> **Task requirements**: The answer is to be the full listing, unchanged in every line.

> **Entries provided**:

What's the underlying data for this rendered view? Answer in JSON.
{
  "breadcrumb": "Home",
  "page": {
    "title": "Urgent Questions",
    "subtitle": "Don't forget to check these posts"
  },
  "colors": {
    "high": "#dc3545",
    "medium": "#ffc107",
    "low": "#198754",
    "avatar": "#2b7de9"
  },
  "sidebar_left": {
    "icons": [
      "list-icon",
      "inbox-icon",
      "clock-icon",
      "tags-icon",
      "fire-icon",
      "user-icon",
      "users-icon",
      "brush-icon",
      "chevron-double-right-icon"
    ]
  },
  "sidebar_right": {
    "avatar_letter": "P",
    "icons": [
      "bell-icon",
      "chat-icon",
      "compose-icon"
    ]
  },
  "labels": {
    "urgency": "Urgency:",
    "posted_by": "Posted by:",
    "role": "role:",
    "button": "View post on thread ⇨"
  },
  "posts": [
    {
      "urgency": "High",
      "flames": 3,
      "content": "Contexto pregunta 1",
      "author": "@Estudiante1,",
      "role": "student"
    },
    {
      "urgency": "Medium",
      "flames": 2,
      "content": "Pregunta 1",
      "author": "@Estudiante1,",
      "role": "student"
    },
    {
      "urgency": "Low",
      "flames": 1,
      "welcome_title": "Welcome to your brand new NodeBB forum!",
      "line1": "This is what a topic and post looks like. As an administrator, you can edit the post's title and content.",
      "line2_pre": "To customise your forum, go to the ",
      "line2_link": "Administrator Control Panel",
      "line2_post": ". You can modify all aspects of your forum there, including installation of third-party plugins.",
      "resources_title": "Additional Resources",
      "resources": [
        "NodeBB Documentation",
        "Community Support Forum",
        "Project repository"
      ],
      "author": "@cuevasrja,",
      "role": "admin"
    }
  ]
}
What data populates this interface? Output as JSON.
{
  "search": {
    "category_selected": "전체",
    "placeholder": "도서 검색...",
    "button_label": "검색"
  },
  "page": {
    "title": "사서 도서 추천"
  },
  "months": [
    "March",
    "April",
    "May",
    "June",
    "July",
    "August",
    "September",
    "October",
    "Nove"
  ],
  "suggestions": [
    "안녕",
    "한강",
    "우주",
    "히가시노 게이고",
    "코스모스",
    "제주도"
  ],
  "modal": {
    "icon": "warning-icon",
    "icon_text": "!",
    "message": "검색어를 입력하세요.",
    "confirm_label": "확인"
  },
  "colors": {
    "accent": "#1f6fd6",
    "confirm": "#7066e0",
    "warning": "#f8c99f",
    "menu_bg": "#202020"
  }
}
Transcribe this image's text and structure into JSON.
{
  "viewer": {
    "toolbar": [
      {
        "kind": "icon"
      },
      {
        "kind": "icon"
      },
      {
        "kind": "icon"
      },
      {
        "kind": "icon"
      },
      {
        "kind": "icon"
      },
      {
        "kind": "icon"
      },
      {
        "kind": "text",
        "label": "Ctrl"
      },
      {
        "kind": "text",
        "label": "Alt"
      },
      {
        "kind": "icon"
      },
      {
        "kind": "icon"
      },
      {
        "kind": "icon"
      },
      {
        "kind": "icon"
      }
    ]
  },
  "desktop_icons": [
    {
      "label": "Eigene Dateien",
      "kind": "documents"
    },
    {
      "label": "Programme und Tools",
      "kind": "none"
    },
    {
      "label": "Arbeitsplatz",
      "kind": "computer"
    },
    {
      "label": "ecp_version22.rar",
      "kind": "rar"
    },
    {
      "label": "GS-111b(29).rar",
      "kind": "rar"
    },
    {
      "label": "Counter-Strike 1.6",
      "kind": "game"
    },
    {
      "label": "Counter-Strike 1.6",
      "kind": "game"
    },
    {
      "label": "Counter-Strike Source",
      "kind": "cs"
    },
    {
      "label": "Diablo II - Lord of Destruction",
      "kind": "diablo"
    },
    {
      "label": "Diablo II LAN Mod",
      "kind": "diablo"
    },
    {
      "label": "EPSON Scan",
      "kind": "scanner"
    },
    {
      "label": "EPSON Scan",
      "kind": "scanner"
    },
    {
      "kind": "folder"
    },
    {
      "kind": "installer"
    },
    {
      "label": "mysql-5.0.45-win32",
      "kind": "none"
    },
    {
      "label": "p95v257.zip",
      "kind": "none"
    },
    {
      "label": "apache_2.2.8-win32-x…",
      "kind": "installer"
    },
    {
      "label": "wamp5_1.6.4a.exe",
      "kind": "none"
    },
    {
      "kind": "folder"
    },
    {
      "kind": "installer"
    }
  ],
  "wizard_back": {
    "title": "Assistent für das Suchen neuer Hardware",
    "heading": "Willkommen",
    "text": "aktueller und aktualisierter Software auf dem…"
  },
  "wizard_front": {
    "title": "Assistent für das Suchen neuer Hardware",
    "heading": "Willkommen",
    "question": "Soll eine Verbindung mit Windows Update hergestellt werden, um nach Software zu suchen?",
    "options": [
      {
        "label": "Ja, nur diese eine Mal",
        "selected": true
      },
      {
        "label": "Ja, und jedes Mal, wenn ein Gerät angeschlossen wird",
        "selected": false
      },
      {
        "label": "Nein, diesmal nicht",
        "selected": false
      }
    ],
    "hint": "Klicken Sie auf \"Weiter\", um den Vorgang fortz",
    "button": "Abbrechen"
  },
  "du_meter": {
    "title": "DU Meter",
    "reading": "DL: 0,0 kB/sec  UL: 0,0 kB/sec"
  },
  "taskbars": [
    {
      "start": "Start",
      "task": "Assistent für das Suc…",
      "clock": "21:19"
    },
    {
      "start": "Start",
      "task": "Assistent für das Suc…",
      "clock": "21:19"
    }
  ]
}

> **Result of the exercise**:
What's the underlying data for this rendered view? Answer in JSON.
{
  "breadcrumb": "Home",
  "page": {
    "title": "Urgent Questions",
    "subtitle": "Don't forget to check these posts"
  },
  "colors": {
    "high": "#dc3545",
    "medium": "#ffc107",
    "low": "#198754",
    "avatar": "#2b7de9"
  },
  "sidebar_left": {
    "icons": [
      "list-icon",
      "inbox-icon",
      "clock-icon",
      "tags-icon",
      "fire-icon",
      "user-icon",
      "users-icon",
      "brush-icon",
      "chevron-double-right-icon"
    ]
  },
  "sidebar_right": {
    "avatar_letter": "P",
    "icons": [
      "bell-icon",
      "chat-icon",
      "compose-icon"
    ]
  },
  "labels": {
    "urgency": "Urgency:",
    "posted_by": "Posted by:",
    "role": "role:",
    "button": "View post on thread ⇨"
  },
  "posts": [
    {
      "urgency": "High",
      "flames": 3,
      "content": "Contexto pregunta 1",
      "author": "@Estudiante1,",
      "role": "student"
    },
    {
      "urgency": "Medium",
      "flames": 2,
      "content": "Pregunta 1",
      "author": "@Estudiante1,",
      "role": "student"
    },
    {
      "urgency": "Low",
      "flames": 1,
      "welcome_title": "Welcome to your brand new NodeBB forum!",
      "line1": "This is what a topic and post looks like. As an administrator, you can edit the post's title and content.",
      "line2_pre": "To customise your forum, go to the ",
      "line2_link": "Administrator Control Panel",
      "line2_post": ". You can modify all aspects of your forum there, including installation of third-party plugins.",
      "resources_title": "Additional Resources",
      "resources": [
        "NodeBB Documentation",
        "Community Support Forum",
        "Project repository"
      ],
      "author": "@cuevasrja,",
      "role": "admin"
    }
  ]
}
What data populates this interface? Output as JSON.
{
  "search": {
    "category_selected": "전체",
    "placeholder": "도서 검색...",
    "button_label": "검색"
  },
  "page": {
    "title": "사서 도서 추천"
  },
  "months": [
    "March",
    "April",
    "May",
    "June",
    "July",
    "August",
    "September",
    "October",
    "Nove"
  ],
  "suggestions": [
    "안녕",
    "한강",
    "우주",
    "히가시노 게이고",
    "코스모스",
    "제주도"
  ],
  "modal": {
    "icon": "warning-icon",
    "icon_text": "!",
    "message": "검색어를 입력하세요.",
    "confirm_label": "확인"
  },
  "colors": {
    "accent": "#1f6fd6",
    "confirm": "#7066e0",
    "warning": "#f8c99f",
    "menu_bg": "#202020"
  }
}
Transcribe this image's text and structure into JSON.
{
  "viewer": {
    "toolbar": [
      {
        "kind": "icon"
      },
      {
        "kind": "icon"
      },
      {
        "kind": "icon"
      },
      {
        "kind": "icon"
      },
      {
        "kind": "icon"
      },
      {
        "kind": "icon"
      },
      {
        "kind": "text",
        "label": "Ctrl"
      },
      {
        "kind": "text",
        "label": "Alt"
      },
      {
        "kind": "icon"
      },
      {
        "kind": "icon"
      },
      {
        "kind": "icon"
      },
      {
        "kind": "icon"
      }
    ]
  },
  "desktop_icons": [
    {
      "label": "Eigene Dateien",
      "kind": "documents"
    },
    {
      "label": "Programme und Tools",
      "kind": "none"
    },
    {
      "label": "Arbeitsplatz",
      "kind": "computer"
    },
    {
      "label": "ecp_version22.rar",
      "kind": "rar"
    },
    {
      "label": "GS-111b(29).rar",
      "kind": "rar"
    },
    {
      "label": "Counter-Strike 1.6",
      "kind": "game"
    },
    {
      "label": "Counter-Strike 1.6",
      "kind": "game"
    },
    {
      "label": "Counter-Strike Source",
      "kind": "cs"
    },
    {
      "label": "Diablo II - Lord of Destruction",
      "kind": "diablo"
    },
    {
      "label": "Diablo II LAN Mod",
      "kind": "diablo"
    },
    {
      "label": "EPSON Scan",
      "kind": "scanner"
    },
    {
      "label": "EPSON Scan",
      "kind": "scanner"
    },
    {
      "kind": "folder"
    },
    {
      "kind": "installer"
    },
    {
      "label": "mysql-5.0.45-win32",
      "kind": "none"
    },
    {
      "label": "p95v257.zip",
      "kind": "none"
    },
    {
      "label": "apache_2.2.8-win32-x…",
      "kind": "installer"
    },
    {
      "label": "wamp5_1.6.4a.exe",
      "kind": "none"
    },
    {
      "kind": "folder"
    },
    {
      "kind": "installer"
    }
  ],
  "wizard_back": {
    "title": "Assistent für das Suchen neuer Hardware",
    "heading": "Willkommen",
    "text": "aktueller und aktualisierter Software auf dem…"
  },
  "wizard_front": {
    "title": "Assistent für das Suchen neuer Hardware",
    "heading": "Willkommen",
    "question": "Soll eine Verbindung mit Windows Update hergestellt werden, um nach Software zu suchen?",
    "options": [
      {
        "label": "Ja, nur diese eine Mal",
        "selected": true
      },
      {
        "label": "Ja, und jedes Mal, wenn ein Gerät angeschlossen wird",
        "selected": false
      },
      {
        "label": "Nein, diesmal nicht",
        "selected": false
      }
    ],
    "hint": "Klicken Sie auf \"Weiter\", um den Vorgang fortz",
    "button": "Abbrechen"
  },
  "du_meter": {
    "title": "DU Meter",
    "reading": "DL: 0,0 kB/sec  UL: 0,0 kB/sec"
  },
  "taskbars": [
    {
      "start": "Start",
      "task": "Assistent für das Suc…",
      "clock": "21:19"
    },
    {
      "start": "Start",
      "task": "Assistent für das Suc…",
      "clock": "21:19"
    }
  ]
}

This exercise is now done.